WHAT THE TASK REQUIRES: Check each line below for the word "JSON" and give the count alone.

-- Opening Marker --

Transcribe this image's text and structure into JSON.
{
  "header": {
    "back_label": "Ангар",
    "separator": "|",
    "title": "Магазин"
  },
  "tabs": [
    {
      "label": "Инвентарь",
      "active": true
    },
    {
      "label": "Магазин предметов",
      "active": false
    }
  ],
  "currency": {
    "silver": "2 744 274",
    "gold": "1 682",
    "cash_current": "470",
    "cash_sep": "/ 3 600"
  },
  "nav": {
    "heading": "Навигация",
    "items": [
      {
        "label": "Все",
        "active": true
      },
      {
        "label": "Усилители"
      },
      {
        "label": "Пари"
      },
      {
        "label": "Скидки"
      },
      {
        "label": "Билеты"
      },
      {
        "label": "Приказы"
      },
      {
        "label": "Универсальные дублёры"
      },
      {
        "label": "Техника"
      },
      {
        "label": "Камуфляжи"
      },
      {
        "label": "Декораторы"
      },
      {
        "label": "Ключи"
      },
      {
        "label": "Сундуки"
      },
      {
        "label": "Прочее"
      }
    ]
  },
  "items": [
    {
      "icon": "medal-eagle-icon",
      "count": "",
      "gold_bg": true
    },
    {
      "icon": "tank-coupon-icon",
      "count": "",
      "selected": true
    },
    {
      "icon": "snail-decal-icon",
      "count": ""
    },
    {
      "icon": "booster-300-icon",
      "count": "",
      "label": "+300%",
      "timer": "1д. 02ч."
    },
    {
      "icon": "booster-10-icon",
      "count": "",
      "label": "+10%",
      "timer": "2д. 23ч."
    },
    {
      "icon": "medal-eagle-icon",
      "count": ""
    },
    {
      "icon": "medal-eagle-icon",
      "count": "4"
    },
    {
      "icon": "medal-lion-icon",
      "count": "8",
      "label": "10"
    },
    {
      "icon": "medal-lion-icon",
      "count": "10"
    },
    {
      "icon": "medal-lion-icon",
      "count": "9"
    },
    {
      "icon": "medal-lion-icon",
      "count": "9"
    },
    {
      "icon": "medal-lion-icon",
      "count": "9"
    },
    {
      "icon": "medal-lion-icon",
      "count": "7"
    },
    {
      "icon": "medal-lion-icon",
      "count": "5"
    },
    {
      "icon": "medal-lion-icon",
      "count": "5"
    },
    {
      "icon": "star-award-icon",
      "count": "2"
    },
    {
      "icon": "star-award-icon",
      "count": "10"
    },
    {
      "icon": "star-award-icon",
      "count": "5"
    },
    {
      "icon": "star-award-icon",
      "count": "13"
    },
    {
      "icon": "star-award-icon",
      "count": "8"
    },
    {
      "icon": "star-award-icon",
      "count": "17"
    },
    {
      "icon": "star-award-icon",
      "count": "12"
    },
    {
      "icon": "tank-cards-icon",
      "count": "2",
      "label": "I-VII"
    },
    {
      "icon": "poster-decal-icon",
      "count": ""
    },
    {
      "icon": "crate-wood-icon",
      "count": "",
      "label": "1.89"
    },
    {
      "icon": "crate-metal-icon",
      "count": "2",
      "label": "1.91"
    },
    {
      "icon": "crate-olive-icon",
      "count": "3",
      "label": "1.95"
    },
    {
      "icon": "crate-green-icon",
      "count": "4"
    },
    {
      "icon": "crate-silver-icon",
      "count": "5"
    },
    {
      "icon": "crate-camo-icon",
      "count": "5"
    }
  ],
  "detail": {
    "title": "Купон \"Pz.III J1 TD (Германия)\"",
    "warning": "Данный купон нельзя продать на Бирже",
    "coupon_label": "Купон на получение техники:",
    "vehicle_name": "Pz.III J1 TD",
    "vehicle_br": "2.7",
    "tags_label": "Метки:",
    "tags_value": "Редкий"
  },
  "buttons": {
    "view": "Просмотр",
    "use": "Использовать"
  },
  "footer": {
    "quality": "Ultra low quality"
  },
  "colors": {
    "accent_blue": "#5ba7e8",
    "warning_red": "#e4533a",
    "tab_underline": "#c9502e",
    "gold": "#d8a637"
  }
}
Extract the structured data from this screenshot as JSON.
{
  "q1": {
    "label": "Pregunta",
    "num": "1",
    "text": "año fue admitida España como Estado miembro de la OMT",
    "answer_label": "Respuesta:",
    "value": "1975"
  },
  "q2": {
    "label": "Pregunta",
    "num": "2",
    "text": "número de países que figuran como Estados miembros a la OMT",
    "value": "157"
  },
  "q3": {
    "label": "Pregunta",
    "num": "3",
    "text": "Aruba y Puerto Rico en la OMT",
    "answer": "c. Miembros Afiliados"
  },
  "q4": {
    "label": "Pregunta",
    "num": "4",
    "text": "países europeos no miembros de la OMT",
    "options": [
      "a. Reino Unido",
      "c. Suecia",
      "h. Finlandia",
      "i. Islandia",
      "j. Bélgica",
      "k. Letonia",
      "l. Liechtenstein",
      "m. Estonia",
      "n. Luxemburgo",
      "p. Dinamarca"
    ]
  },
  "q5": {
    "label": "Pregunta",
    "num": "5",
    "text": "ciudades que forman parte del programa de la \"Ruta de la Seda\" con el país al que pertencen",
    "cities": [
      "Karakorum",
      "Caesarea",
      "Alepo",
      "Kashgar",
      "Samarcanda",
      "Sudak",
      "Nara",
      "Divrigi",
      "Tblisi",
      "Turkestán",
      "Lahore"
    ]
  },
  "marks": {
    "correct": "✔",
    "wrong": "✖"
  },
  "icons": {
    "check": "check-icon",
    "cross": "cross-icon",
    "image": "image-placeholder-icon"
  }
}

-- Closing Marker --
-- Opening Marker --

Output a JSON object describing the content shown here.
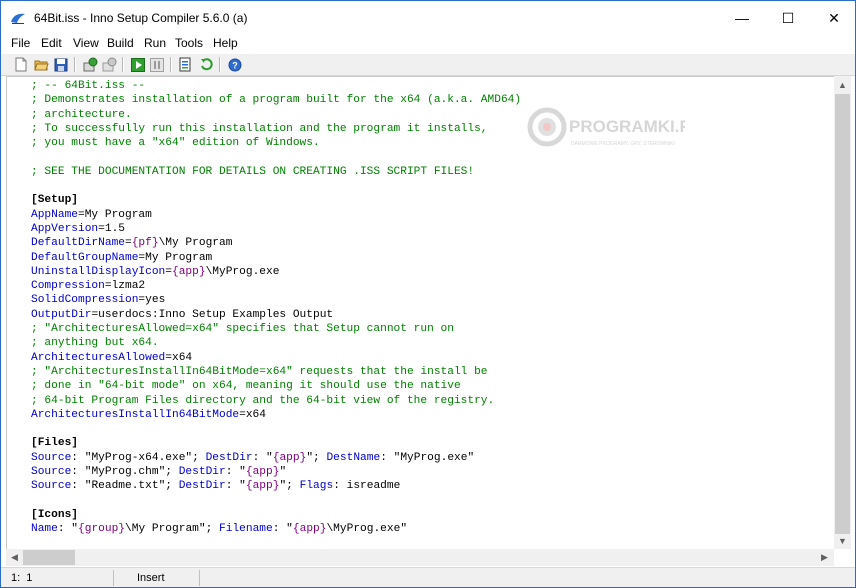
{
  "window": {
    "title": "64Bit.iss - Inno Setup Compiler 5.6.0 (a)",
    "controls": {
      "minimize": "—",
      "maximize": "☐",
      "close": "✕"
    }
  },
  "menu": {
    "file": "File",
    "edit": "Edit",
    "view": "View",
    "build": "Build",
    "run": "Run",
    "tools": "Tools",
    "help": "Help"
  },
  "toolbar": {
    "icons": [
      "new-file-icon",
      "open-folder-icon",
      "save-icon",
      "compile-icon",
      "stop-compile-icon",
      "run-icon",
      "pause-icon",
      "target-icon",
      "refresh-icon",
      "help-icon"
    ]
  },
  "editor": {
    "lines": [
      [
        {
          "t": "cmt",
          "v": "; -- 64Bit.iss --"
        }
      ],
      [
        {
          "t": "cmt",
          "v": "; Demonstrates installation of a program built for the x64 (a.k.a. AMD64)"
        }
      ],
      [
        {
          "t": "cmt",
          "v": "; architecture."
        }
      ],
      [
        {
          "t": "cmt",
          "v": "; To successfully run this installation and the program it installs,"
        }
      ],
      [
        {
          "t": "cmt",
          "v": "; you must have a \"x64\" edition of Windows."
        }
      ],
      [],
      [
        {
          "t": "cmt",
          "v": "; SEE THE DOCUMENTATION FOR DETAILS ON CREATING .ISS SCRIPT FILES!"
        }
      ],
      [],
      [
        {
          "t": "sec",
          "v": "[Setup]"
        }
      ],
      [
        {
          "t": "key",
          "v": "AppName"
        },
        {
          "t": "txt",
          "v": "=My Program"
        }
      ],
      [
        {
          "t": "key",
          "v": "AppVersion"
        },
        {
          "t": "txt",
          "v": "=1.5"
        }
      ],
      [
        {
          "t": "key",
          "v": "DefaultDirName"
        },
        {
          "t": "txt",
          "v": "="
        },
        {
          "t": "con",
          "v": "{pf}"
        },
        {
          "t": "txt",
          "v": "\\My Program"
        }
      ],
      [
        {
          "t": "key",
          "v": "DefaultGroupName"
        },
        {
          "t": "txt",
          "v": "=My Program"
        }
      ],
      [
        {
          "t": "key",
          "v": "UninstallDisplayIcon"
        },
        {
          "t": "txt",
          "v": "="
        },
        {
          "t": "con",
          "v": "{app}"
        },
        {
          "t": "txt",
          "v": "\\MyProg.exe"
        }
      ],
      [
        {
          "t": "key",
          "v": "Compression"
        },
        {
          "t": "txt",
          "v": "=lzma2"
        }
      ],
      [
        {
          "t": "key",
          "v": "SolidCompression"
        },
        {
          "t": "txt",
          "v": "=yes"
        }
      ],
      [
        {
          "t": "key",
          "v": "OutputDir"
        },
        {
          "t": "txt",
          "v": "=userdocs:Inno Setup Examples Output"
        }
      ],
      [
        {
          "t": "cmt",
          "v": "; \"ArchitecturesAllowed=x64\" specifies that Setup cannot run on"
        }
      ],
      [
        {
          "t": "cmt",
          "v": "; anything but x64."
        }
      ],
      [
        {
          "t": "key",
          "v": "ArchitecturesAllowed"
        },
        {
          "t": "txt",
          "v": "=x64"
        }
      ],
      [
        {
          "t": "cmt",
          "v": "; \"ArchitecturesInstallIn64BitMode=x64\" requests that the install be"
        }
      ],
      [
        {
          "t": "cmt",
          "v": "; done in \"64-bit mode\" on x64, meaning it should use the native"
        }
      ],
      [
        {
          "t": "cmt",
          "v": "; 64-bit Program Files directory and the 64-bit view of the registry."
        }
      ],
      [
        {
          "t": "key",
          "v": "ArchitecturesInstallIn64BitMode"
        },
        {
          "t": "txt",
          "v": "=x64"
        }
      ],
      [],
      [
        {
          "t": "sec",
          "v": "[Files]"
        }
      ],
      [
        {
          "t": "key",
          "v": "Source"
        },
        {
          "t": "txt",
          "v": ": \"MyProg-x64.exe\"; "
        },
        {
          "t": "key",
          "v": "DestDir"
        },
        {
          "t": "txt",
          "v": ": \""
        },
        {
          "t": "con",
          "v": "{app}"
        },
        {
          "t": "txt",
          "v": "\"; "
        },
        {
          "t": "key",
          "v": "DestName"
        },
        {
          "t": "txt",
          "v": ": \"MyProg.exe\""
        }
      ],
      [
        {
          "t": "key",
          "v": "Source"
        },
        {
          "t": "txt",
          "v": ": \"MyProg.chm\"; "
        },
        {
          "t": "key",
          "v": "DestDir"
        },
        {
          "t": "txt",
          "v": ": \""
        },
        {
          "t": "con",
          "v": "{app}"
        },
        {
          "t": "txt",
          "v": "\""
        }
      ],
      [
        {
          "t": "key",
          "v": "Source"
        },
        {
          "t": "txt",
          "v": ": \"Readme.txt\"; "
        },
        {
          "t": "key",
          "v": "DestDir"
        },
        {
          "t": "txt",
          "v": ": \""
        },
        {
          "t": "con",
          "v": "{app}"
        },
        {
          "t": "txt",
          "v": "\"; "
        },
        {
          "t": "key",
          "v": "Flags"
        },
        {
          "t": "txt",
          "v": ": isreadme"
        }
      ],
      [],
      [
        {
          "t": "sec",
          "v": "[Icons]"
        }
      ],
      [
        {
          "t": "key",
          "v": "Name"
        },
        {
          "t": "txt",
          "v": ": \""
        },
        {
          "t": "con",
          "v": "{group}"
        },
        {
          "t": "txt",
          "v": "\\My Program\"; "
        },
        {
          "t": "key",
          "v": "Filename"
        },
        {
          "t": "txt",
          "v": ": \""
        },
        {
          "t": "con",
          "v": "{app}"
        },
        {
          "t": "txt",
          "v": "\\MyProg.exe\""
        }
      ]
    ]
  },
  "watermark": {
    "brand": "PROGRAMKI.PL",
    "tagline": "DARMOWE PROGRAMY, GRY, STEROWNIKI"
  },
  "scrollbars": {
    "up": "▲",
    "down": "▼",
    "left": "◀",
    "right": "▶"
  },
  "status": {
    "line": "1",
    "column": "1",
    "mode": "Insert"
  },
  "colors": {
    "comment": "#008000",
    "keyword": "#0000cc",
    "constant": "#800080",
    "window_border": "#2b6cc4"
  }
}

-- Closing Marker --

TASK RESULT: 3